The most challenging part of the passage was trying to come into Provedencia at night. We had read that it was safest at night to anchor off of a northern reef rather then enter the harbor. The reef is invisible in the dark and we arrived before the moon came up. It was truly scary for me attempting to navigate inside a semi-circular reef in the pitch black of night. I had visions of the boat crashing into the reef and Dennis and I being pitched into a rough, wild ocean, miles away from solid land. As we made the approach, I was at the wheel and Dennis was at the anchor. The boat pitched like a wild horse in the wind and Captain Dennis fortunately decided to abort.
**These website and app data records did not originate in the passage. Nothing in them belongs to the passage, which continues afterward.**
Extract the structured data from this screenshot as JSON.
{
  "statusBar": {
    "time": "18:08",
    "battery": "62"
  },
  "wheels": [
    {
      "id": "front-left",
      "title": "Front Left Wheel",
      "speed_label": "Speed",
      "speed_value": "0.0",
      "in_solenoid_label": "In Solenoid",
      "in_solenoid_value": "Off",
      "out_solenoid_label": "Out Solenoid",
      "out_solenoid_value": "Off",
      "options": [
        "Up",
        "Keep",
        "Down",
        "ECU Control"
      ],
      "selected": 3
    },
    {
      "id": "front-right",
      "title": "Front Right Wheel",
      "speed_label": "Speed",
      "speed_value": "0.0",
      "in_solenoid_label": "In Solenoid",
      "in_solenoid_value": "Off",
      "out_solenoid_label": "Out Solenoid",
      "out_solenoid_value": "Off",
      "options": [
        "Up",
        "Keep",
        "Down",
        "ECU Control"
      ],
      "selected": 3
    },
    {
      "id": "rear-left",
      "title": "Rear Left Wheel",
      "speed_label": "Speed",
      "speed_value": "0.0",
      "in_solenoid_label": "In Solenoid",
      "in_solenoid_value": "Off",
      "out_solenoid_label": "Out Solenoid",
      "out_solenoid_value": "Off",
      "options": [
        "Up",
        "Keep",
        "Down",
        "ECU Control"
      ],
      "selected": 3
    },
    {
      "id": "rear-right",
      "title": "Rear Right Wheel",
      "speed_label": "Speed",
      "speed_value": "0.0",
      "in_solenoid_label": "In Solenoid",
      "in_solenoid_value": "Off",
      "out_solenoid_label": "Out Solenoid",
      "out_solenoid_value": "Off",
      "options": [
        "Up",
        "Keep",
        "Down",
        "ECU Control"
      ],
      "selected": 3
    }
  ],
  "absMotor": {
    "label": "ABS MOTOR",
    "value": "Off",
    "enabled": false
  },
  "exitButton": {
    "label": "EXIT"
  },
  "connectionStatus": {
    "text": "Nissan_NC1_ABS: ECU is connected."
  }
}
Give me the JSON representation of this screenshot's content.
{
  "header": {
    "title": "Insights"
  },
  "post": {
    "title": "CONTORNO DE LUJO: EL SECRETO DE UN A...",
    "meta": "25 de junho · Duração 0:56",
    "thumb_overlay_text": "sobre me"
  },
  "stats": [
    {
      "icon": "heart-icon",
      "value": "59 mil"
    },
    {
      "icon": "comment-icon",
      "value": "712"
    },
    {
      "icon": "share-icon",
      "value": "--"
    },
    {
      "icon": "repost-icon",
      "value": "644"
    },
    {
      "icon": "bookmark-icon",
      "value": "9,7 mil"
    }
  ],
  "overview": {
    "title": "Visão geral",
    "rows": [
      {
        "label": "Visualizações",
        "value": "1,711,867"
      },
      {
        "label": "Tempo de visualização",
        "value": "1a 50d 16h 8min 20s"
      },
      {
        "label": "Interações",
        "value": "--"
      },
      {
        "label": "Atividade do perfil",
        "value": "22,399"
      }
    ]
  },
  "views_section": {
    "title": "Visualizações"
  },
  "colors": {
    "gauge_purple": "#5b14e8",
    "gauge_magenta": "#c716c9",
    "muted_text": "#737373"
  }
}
Once we turned around to leave the wild reef everything began to look up. First the most beautiful red-orange, fat, full moon rose and began to light up the sky. Then with the wind and seas behind us the sailing felt easier. As we came closer to the lee of the land the winds and seas began to diminish. While it was calming slightly, we still had to navigate through what we had read was more difficult then the reef. Dennis got on the VHF radio calling any vessels in the harbor for information. Thankfully the Captain of a large well-lit freighter responded and guided us in. We thanked our lucky stars to finally have arrived and to be safe and snug at anchor.
The Island's name is Providencia, which means heaven. When we finally arrived in this most peaceful beautiful harbor and set the hook - it was heaven. I am so very very glad to be here.
Photos to come
03/22/2013, Casa de Campo, DR
We venture out early tomorrow continuing our journey to Panama, with a couple of stops, weather permittin,g on Isla Beata, off the SW coast of the DR, and Isla Del Providentia off the east coast of Nicargua. We hope to be in Panama by early to mid April and back to New Hampshire for a visit in May.
Please wish us Fair Winds and Calm Seas!!!!!
Heidi and Dennis